I have a thing for novels about the problems of wealthy New Yorkers. Of course I was going to pick up Fleishman Is In Trouble.
Toby Fleishman is doctor making $300,000 a year who still feels poor. Possessed with rage against almost everything, but especially his ex-wife, he drowns his sorrows in a never-ending cornucopia of app-based sex.
And then his ex disappears, leaving him with their two children.
Taffy Brodesser-Akner dissects with anthropological precision this tribe of rich (but not rich enough) New Yorkers who always want more. Another million, another beach house, another trip to Biarritz while they relentlessly self-improve through spinning classes and Goop-level quackery.
But buried in this sharp satire is a love story. It’s a story about loving yourself. What do you do when all this hustling leaves you empty? How do you cope when your spouse turns into a stranger? When is enough enough and how do you get off the hedonic treadmill?
I nearly gave up on this book. Brodesser-Akner doesn’t believe in chapters and the novel unspools in novella-length sections. Fleishman’s sexual adventures get a bit tiresome and you start to wonder where all this is going.

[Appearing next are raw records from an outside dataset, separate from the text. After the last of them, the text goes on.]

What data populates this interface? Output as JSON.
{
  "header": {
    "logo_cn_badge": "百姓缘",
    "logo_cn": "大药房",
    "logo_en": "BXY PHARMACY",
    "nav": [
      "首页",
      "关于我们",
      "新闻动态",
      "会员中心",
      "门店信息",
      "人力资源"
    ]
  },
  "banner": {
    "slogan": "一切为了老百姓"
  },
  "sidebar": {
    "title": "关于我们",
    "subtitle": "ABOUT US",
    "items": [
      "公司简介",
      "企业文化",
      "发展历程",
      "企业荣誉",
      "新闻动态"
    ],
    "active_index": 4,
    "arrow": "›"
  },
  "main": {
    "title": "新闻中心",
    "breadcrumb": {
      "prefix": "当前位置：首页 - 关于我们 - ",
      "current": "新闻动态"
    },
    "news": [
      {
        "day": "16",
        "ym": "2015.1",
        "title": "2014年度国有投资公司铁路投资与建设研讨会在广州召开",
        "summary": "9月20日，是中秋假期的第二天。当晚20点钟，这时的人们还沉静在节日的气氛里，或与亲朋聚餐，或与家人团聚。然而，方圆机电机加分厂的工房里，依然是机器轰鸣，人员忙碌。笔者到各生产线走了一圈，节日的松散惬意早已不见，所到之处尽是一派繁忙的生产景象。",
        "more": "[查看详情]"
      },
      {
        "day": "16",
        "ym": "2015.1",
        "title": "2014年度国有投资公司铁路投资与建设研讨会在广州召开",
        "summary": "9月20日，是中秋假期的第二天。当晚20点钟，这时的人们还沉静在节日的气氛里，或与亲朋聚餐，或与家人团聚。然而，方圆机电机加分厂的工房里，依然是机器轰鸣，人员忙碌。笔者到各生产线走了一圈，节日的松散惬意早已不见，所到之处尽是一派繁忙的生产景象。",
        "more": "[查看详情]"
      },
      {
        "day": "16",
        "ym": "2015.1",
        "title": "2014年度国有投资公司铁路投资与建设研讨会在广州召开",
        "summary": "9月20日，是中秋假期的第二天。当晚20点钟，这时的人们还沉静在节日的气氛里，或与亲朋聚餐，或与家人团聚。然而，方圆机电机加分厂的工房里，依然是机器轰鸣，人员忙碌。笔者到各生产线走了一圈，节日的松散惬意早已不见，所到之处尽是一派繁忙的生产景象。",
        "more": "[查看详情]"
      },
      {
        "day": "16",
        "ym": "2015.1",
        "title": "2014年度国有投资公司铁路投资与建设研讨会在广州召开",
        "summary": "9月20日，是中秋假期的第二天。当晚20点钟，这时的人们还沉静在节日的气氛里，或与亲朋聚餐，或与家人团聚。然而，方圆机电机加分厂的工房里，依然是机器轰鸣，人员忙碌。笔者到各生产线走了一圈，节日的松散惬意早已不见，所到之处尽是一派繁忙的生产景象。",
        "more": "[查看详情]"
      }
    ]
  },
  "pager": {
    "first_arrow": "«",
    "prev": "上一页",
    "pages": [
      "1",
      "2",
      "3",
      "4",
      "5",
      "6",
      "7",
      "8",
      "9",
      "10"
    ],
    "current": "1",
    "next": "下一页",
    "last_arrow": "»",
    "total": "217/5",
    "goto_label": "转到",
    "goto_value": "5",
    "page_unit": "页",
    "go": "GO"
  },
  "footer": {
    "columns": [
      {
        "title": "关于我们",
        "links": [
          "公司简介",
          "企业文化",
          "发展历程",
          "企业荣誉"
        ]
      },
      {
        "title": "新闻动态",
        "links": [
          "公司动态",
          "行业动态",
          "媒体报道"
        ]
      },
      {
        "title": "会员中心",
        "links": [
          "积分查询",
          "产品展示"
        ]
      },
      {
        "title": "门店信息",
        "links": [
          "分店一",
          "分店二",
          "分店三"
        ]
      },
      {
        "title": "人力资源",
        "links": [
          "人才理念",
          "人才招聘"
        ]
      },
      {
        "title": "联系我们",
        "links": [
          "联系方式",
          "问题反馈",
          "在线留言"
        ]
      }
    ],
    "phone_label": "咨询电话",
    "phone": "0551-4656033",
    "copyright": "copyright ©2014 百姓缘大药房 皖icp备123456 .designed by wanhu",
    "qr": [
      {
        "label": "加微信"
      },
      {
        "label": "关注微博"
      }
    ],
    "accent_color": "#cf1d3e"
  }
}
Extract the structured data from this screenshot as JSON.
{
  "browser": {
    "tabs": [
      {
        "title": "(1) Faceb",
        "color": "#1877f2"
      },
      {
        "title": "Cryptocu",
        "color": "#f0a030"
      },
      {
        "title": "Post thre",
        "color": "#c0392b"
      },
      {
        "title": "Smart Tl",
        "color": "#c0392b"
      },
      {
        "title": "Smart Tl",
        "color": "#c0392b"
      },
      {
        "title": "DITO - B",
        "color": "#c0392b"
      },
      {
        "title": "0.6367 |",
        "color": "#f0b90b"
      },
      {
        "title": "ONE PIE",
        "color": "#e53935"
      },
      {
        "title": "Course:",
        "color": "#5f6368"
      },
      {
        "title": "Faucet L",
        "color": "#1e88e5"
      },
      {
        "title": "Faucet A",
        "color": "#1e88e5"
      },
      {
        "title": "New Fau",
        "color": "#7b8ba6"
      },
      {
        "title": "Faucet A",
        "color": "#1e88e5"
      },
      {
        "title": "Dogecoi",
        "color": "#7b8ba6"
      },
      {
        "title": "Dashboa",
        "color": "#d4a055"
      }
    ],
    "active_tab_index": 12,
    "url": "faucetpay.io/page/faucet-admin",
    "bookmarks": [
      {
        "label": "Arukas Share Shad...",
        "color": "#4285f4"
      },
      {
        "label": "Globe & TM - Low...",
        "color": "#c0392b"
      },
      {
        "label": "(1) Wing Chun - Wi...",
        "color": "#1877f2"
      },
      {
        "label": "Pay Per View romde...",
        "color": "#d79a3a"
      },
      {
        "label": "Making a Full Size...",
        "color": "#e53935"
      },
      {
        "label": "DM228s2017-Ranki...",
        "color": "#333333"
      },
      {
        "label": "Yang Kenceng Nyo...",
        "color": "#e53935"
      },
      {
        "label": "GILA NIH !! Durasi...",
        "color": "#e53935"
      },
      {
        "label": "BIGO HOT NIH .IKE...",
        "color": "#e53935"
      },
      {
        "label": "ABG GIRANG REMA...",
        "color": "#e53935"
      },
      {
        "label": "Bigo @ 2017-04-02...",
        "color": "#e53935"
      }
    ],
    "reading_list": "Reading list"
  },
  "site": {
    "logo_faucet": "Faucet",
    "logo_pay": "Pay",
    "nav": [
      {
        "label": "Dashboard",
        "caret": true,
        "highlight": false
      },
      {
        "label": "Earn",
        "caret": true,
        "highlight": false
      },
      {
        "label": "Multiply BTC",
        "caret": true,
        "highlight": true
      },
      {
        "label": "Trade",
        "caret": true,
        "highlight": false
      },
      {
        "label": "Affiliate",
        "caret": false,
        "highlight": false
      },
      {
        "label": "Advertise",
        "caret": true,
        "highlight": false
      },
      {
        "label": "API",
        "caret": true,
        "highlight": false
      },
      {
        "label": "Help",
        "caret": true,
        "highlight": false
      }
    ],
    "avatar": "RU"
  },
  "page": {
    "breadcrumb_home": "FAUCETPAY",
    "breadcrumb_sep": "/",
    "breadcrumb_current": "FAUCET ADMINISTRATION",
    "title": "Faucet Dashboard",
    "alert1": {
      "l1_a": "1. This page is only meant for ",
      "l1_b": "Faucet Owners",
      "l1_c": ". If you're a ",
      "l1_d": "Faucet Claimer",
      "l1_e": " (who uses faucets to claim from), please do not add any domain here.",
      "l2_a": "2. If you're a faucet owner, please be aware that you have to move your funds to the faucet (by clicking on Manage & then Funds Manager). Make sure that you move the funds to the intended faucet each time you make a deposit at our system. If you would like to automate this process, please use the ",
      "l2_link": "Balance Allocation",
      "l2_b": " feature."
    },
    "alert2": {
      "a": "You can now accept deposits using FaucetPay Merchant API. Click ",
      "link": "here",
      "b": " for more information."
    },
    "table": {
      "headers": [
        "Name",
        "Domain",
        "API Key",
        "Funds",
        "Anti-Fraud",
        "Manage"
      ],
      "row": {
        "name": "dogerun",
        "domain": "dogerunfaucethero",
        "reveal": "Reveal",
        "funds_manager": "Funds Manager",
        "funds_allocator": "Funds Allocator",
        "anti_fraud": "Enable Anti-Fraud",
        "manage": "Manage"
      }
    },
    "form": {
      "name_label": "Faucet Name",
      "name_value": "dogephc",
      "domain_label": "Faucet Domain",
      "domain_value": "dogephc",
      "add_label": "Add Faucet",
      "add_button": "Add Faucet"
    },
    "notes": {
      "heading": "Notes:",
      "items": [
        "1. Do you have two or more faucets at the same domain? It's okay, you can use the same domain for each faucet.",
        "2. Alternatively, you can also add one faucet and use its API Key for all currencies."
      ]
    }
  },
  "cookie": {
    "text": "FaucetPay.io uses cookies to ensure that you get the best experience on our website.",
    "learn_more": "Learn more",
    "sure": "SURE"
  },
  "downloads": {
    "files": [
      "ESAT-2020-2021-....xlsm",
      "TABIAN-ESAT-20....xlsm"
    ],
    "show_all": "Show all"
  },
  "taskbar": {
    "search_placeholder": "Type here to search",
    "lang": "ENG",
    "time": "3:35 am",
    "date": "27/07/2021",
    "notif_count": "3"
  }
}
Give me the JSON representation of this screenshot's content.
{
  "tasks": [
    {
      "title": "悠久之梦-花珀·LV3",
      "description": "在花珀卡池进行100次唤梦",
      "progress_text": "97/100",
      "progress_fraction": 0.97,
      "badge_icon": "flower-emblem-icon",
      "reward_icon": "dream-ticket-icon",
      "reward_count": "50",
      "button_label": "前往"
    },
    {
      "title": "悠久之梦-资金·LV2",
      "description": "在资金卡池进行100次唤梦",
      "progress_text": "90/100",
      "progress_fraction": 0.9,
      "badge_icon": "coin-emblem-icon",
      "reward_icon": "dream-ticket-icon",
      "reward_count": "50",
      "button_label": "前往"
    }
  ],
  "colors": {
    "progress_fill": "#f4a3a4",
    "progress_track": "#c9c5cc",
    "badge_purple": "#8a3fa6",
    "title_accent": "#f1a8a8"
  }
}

But, the last fifty pages of the novel are incredibly moving, tying together all the disparate strands of narrative and revealing the truth beneath them.
Fleishman Is In Trouble is a book about the trouble all of us will confront, a kind of middle-aged malaise that will eat away your soul. Brodesser-Akner writes about finding meaning when everything falls apart.
I had expected a satiric novel about New York. Fleishman Is In Trouble is so more than that, a compassionate guide through the dark wood of the midlife crisis.